__What you should do__.
Across the records below, count every line that contains the string "placeholder", then report the count alone.

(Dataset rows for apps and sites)
--

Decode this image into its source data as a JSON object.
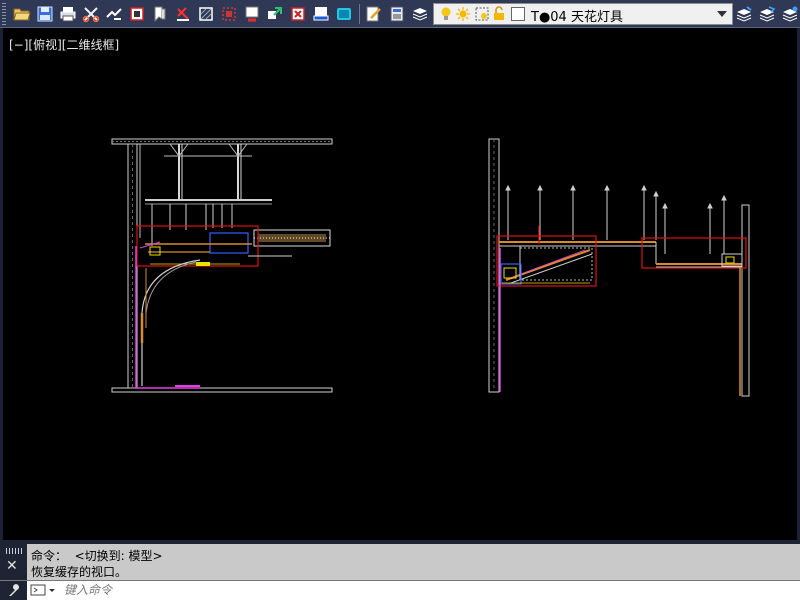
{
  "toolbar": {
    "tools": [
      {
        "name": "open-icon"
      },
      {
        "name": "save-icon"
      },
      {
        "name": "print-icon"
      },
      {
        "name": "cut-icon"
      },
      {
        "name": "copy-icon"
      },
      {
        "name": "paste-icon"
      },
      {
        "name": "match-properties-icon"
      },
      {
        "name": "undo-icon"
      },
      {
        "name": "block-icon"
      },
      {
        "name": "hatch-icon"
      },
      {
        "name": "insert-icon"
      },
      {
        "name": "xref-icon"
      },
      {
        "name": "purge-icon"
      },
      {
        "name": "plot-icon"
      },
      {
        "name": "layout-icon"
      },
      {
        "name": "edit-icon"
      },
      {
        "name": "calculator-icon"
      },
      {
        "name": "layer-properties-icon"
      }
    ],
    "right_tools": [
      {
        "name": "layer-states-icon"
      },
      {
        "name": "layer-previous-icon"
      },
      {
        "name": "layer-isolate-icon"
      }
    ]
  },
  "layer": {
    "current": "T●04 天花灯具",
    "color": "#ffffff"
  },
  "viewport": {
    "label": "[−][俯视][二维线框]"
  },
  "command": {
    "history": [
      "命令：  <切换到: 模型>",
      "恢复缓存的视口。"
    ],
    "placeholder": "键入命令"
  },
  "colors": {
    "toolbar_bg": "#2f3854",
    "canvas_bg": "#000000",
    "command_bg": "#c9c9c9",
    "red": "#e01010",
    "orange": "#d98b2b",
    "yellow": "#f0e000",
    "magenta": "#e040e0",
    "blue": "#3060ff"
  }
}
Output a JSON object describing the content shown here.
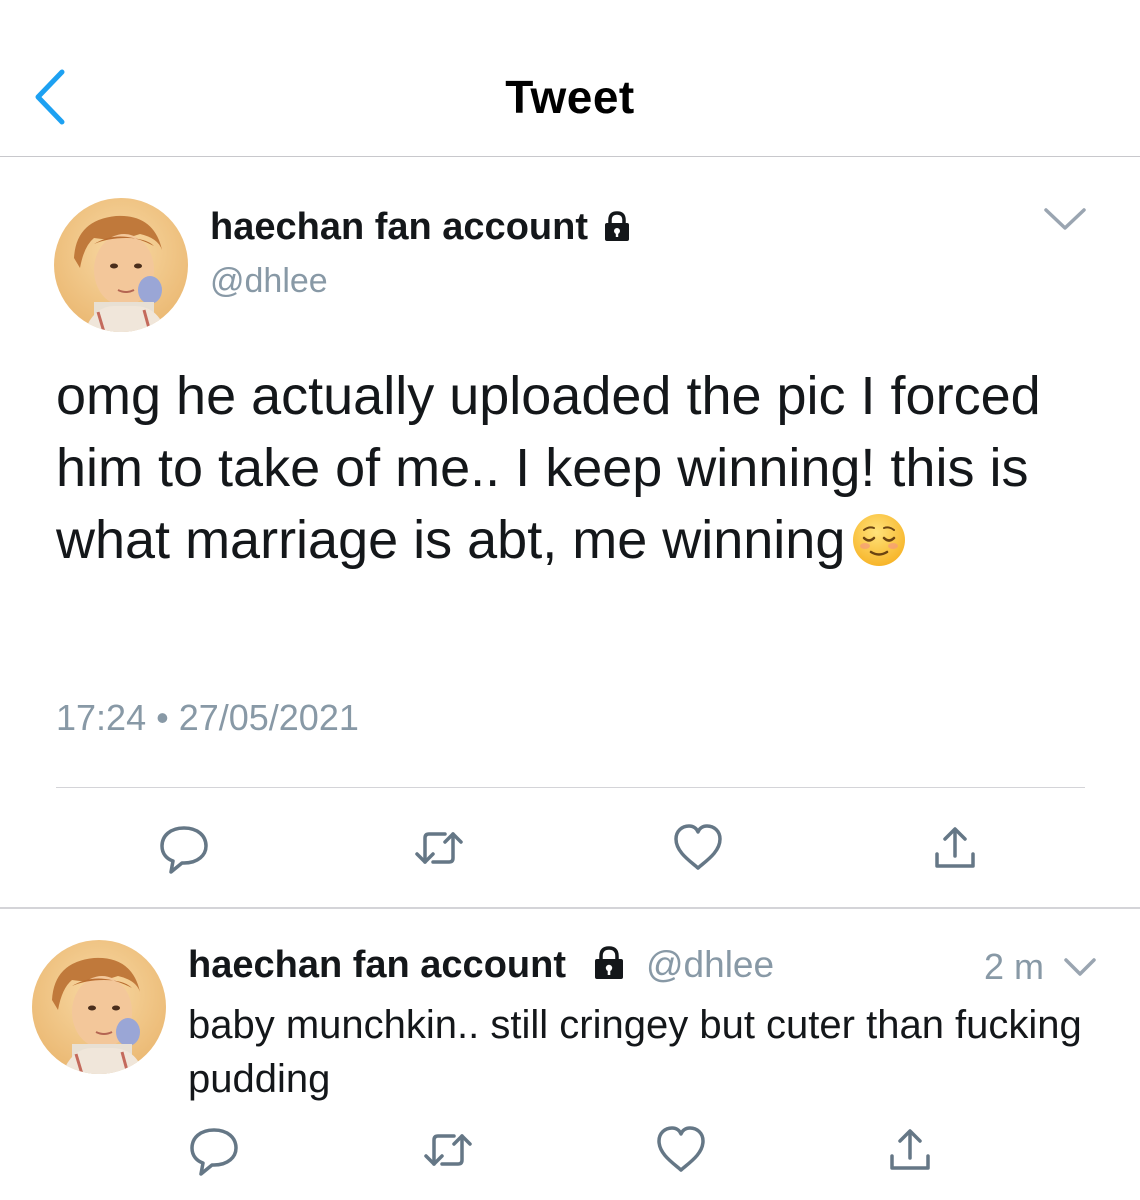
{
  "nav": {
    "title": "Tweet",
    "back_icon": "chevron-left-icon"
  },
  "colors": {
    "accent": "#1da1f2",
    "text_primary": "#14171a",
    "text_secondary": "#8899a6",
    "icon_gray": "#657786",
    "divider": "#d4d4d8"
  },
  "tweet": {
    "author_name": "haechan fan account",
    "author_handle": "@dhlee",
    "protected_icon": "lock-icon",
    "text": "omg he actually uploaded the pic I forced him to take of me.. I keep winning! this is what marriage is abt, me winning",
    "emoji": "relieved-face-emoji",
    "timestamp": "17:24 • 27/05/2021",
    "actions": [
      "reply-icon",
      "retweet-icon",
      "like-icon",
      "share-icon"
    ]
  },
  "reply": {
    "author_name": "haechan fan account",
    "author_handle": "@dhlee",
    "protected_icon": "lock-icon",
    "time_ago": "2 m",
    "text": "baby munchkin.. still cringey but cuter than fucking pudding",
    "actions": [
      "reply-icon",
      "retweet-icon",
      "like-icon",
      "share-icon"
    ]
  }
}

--

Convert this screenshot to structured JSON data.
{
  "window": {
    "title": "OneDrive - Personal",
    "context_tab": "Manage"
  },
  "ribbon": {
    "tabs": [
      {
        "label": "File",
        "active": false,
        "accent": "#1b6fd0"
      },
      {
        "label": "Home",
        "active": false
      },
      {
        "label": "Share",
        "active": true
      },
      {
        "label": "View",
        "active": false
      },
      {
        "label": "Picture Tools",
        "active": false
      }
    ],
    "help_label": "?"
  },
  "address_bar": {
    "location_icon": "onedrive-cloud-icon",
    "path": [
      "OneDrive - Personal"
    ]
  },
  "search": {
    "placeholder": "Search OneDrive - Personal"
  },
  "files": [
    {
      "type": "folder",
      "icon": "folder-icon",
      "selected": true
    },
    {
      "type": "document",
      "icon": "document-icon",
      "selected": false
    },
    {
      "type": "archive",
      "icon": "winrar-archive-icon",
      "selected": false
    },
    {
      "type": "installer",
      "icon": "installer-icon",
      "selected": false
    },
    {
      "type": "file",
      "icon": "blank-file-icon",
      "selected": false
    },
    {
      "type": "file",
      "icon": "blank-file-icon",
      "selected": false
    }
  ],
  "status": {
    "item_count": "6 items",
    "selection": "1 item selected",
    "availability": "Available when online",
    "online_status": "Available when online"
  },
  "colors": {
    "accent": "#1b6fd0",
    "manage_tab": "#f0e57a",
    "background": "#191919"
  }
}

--

__Your response__.
2